Supplied material Block Start

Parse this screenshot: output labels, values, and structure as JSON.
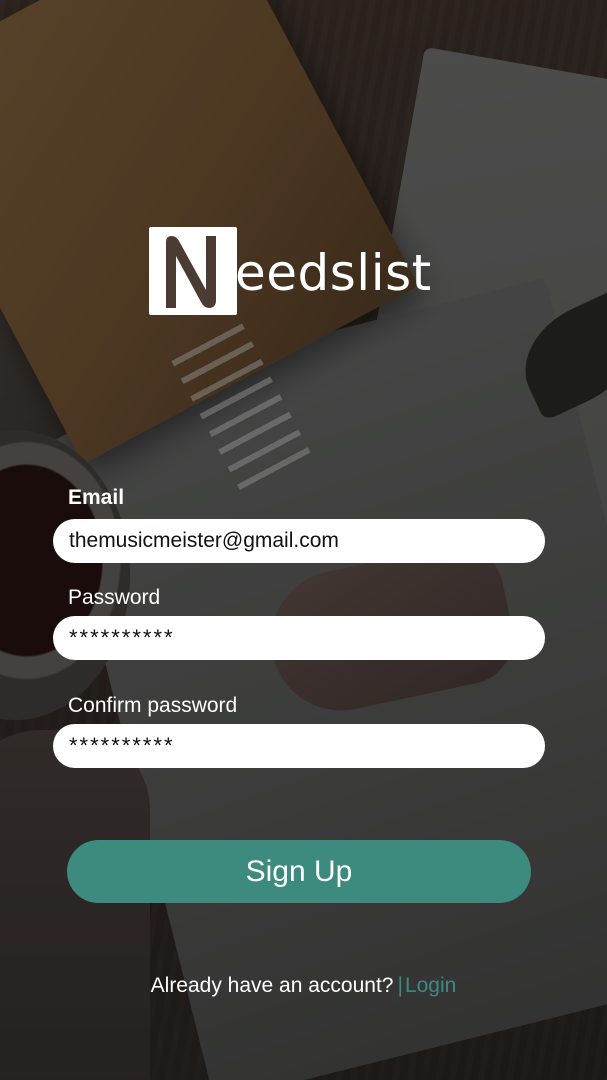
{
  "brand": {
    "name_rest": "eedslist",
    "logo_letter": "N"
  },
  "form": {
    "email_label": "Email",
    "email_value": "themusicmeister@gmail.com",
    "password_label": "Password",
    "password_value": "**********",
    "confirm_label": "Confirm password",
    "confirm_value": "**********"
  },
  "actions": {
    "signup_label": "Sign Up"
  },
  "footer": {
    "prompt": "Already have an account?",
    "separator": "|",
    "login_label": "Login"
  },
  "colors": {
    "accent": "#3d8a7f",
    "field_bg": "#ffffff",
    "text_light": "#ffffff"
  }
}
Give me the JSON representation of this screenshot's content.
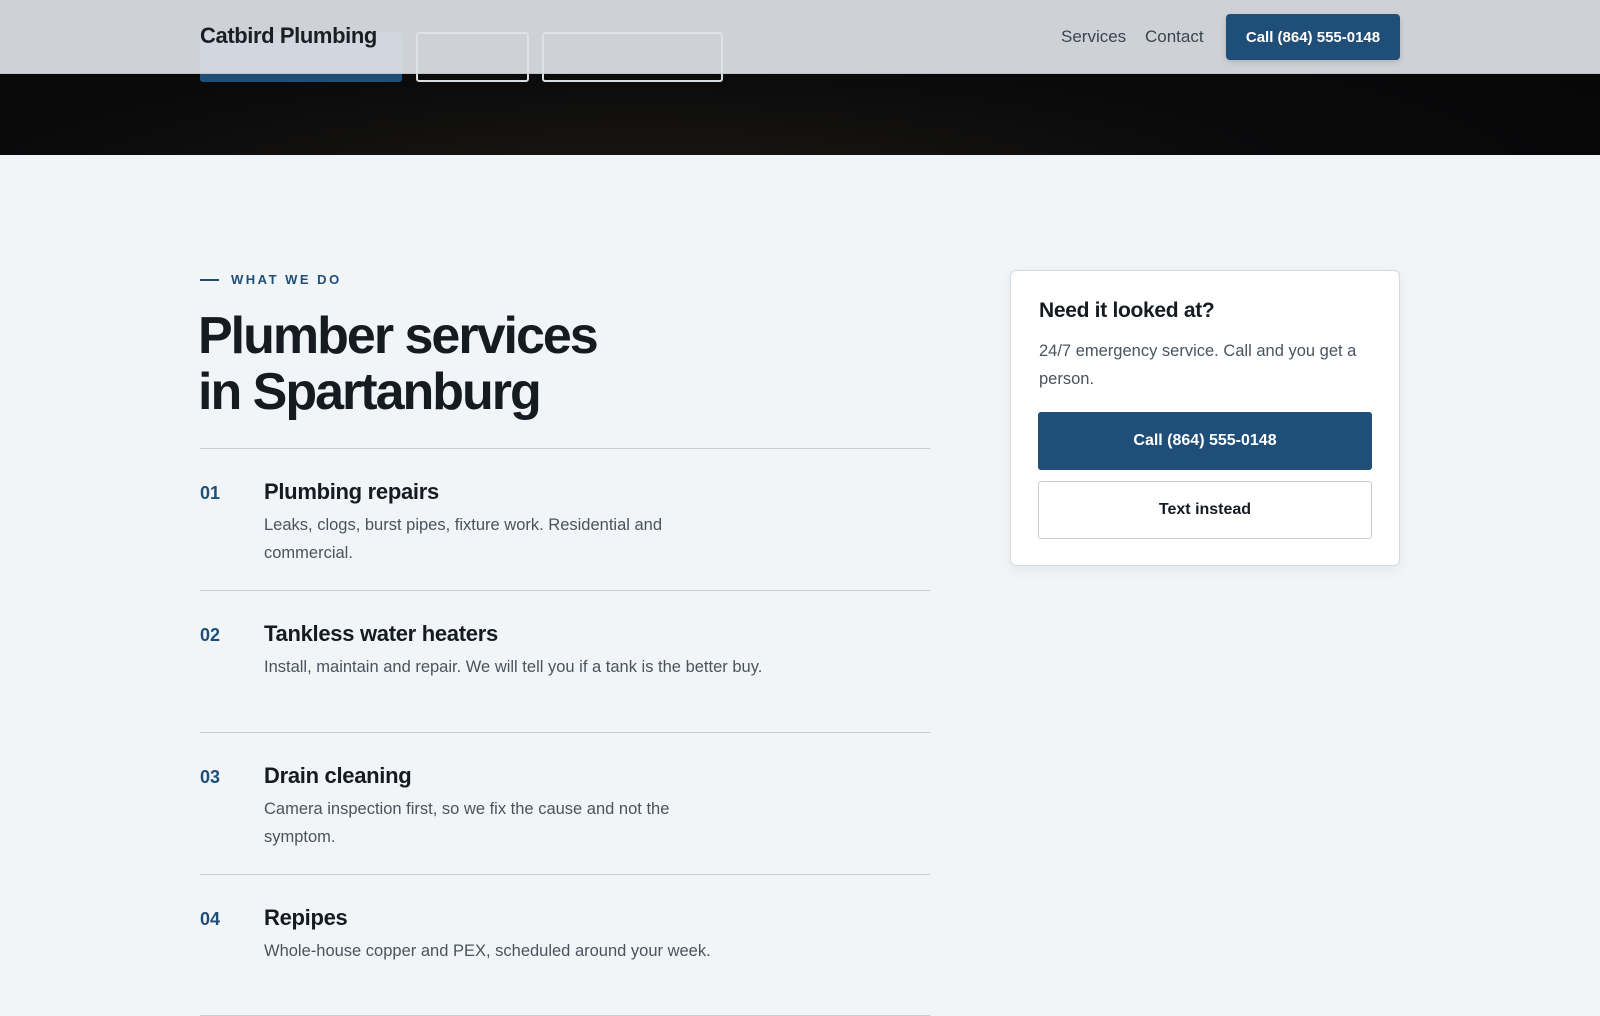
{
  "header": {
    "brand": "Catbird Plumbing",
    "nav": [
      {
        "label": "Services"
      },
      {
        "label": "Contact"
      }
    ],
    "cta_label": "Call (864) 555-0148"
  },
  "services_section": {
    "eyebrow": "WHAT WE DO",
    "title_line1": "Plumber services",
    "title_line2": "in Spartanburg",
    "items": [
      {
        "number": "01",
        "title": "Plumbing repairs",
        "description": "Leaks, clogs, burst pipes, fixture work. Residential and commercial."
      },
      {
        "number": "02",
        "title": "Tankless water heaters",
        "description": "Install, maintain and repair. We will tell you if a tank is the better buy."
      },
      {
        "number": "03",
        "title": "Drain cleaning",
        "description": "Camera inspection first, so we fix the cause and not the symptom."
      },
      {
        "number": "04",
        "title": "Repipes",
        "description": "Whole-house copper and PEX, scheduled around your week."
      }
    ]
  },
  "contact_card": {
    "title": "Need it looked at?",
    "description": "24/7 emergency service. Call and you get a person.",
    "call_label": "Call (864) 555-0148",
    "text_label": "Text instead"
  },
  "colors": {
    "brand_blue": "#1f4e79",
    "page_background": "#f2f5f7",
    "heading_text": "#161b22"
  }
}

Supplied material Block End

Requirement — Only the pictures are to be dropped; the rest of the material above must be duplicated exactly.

Exercise answer —
Parse this screenshot: output labels, values, and structure as JSON.
{
  "brand": {
    "name_rest": "eedslist",
    "logo_letter": "N"
  },
  "form": {
    "email_label": "Email",
    "email_value": "themusicmeister@gmail.com",
    "password_label": "Password",
    "password_value": "**********",
    "confirm_label": "Confirm password",
    "confirm_value": "**********"
  },
  "actions": {
    "signup_label": "Sign Up"
  },
  "footer": {
    "prompt": "Already have an account?",
    "separator": "|",
    "login_label": "Login"
  },
  "colors": {
    "accent": "#3d8a7f",
    "field_bg": "#ffffff",
    "text_light": "#ffffff"
  }
}
Give me the JSON representation of this screenshot's content.
{
  "header": {
    "brand": "Catbird Plumbing",
    "nav": [
      {
        "label": "Services"
      },
      {
        "label": "Contact"
      }
    ],
    "cta_label": "Call (864) 555-0148"
  },
  "services_section": {
    "eyebrow": "WHAT WE DO",
    "title_line1": "Plumber services",
    "title_line2": "in Spartanburg",
    "items": [
      {
        "number": "01",
        "title": "Plumbing repairs",
        "description": "Leaks, clogs, burst pipes, fixture work. Residential and commercial."
      },
      {
        "number": "02",
        "title": "Tankless water heaters",
        "description": "Install, maintain and repair. We will tell you if a tank is the better buy."
      },
      {
        "number": "03",
        "title": "Drain cleaning",
        "description": "Camera inspection first, so we fix the cause and not the symptom."
      },
      {
        "number": "04",
        "title": "Repipes",
        "description": "Whole-house copper and PEX, scheduled around your week."
      }
    ]
  },
  "contact_card": {
    "title": "Need it looked at?",
    "description": "24/7 emergency service. Call and you get a person.",
    "call_label": "Call (864) 555-0148",
    "text_label": "Text instead"
  },
  "colors": {
    "brand_blue": "#1f4e79",
    "page_background": "#f2f5f7",
    "heading_text": "#161b22"
  }
}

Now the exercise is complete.